About James Joyner
James Joyner is Professor and Department Head of Security Studies at Marine Corps University's Command and Staff College and a nonresident senior fellow at the Scowcroft Center for Strategy and Security at the Atlantic Council. He's a former Army officer and Desert Storm vet. Views expressed here are his own. Follow James on Twitter @DrJJoyner.

Comments

  1. Ben says:

    It’s interesting that poll above didn’t use Age as a demo grouping. It has been my anecdotal experience that the older generation (which makes up the large majority of Congress) is completely against any sort of gay rights, and will be until their dying day. Unfortunately, as crass as it sounds, I don’t think Congress will change anything until pretty much all of them currently older than 50 die off.

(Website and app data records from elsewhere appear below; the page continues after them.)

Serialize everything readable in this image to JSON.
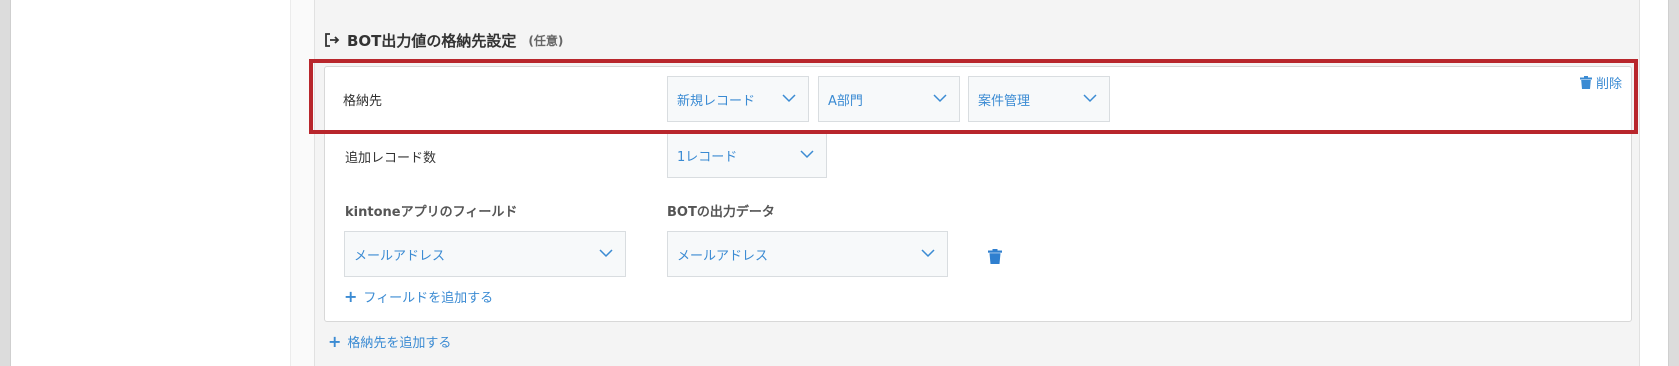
{
  "section": {
    "title": "BOT出力値の格納先設定",
    "optional": "(任意)"
  },
  "storage": {
    "delete_label": "削除",
    "destination_label": "格納先",
    "destination_values": [
      "新規レコード",
      "A部門",
      "案件管理"
    ],
    "record_count_label": "追加レコード数",
    "record_count_value": "1レコード",
    "kintone_field_header": "kintoneアプリのフィールド",
    "bot_output_header": "BOTの出力データ",
    "mapping": {
      "kintone_field": "メールアドレス",
      "bot_output": "メールアドレス"
    },
    "add_field_label": "フィールドを追加する"
  },
  "add_destination_label": "格納先を追加する",
  "colors": {
    "accent": "#3b8bd3",
    "highlight": "#b8262c"
  }
}
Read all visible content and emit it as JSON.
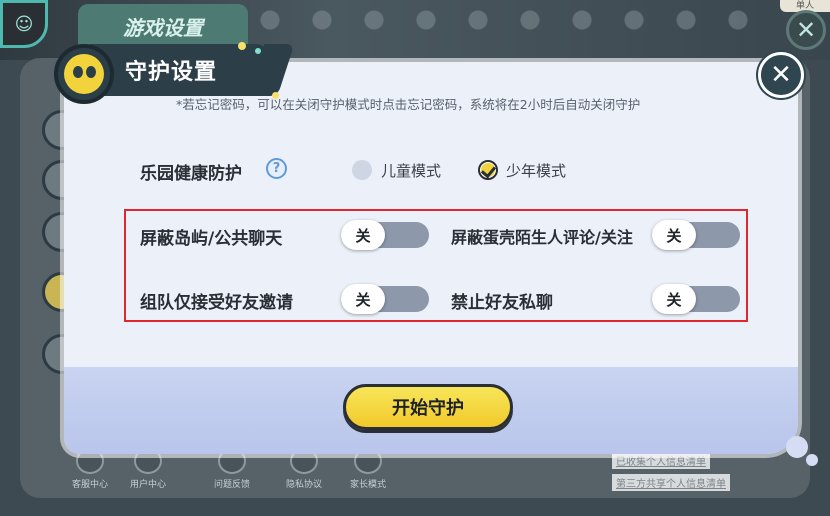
{
  "background": {
    "title": "游戏设置",
    "top_right_tag": "单人",
    "bottom_nav": [
      {
        "label": "客服中心"
      },
      {
        "label": "用户中心"
      },
      {
        "label": "问题反馈"
      },
      {
        "label": "隐私协议"
      },
      {
        "label": "家长模式"
      }
    ],
    "links": [
      "已收集个人信息清单",
      "第三方共享个人信息清单"
    ]
  },
  "dialog": {
    "title": "守护设置",
    "notice": "*若忘记密码，可以在关闭守护模式时点击忘记密码，系统将在2小时后自动关闭守护",
    "health": {
      "label": "乐园健康防护",
      "help": "?",
      "options": [
        {
          "label": "儿童模式",
          "selected": false
        },
        {
          "label": "少年模式",
          "selected": true
        }
      ]
    },
    "toggles": [
      {
        "label": "屏蔽岛屿/公共聊天",
        "state": "关"
      },
      {
        "label": "屏蔽蛋壳陌生人评论/关注",
        "state": "关"
      },
      {
        "label": "组队仅接受好友邀请",
        "state": "关"
      },
      {
        "label": "禁止好友私聊",
        "state": "关"
      }
    ],
    "start_button": "开始守护"
  },
  "colors": {
    "accent_yellow": "#f2d33b",
    "header_dark": "#2c3e48",
    "highlight_red": "#e0262f",
    "toggle_off": "#8d98ab"
  }
}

  2. anjin-san says:

    Sad and ironic that people who are prepared to fight and die to defend country and liberty are forced to live a lie to do so…

  3. @anamariecox is miffed but this is hardly surprising.

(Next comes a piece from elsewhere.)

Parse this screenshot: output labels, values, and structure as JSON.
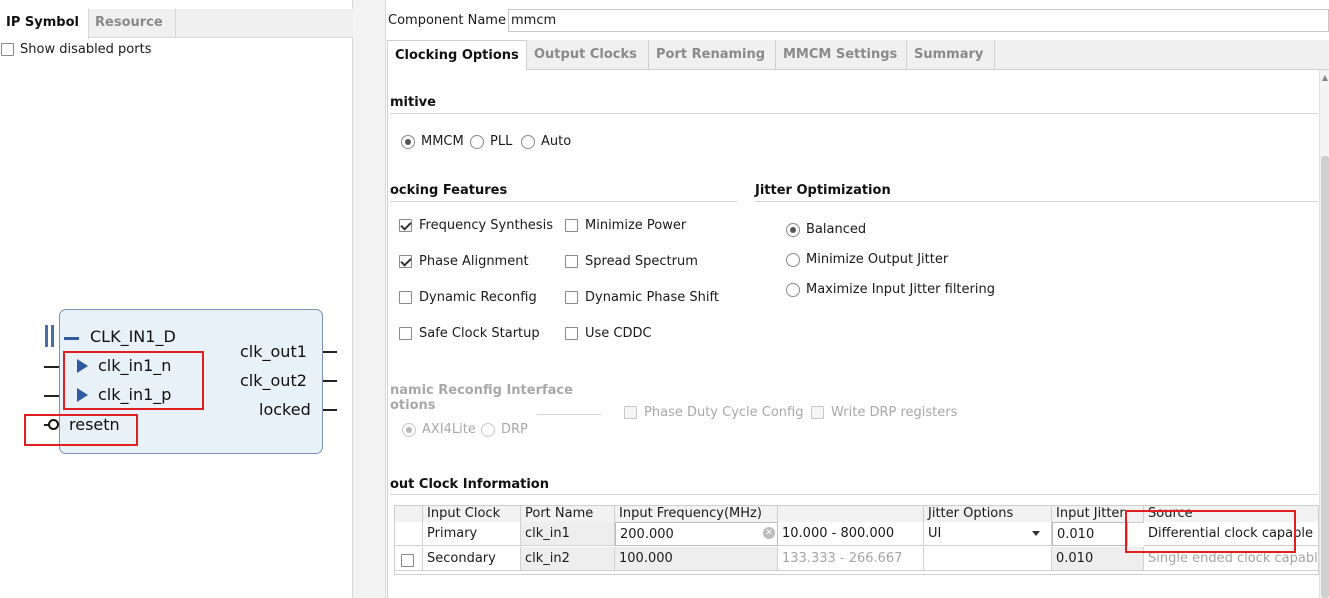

    Sorry, what was the topic again?

  4. just me says:

    I think Ben is correct that positions on this policy seem to be influenced as much by age as anything else.

    Personally, I think it is a policy that needs to go, but I think it is a policy that needs to go through the legislative process. But for the most part I think any concerns about gays serving in the military are concerns that can be addressed through the UCMJ and existing policy within the UCMJ.

  5. The Strategic MC says:

    It is also interesting that “military” was not a polled category. It is my experience that the responsible and accountable classes (SNCO and Mid/Senior Grade Officers) of military personnel are largely against revising DADT. It’s that hang-up that we have regarding Good Order And Discipline. It’s a military thang, you wouldn’t understand.

    If it wasn’t for the (extreme?) politicization of the gay rights issue, I would agree that “concerns about gays serving in the military are concerns that can be addressed through the UCMJ and existing policy within the UCMJ.”

    Rare is the Commanding Officer who will defy the prevailing political trend and do the right thing. Even today, we have a difficult time being strictly objective on issues that involve race and gender.

  6. An Interested Party says:

    It’s that hang-up that we have regarding Good Order And Discipline. It’s a military thang, you wouldn’t understand.

    I wonder if this same excuse or something similar was used as a reason to not integrate the military in the past…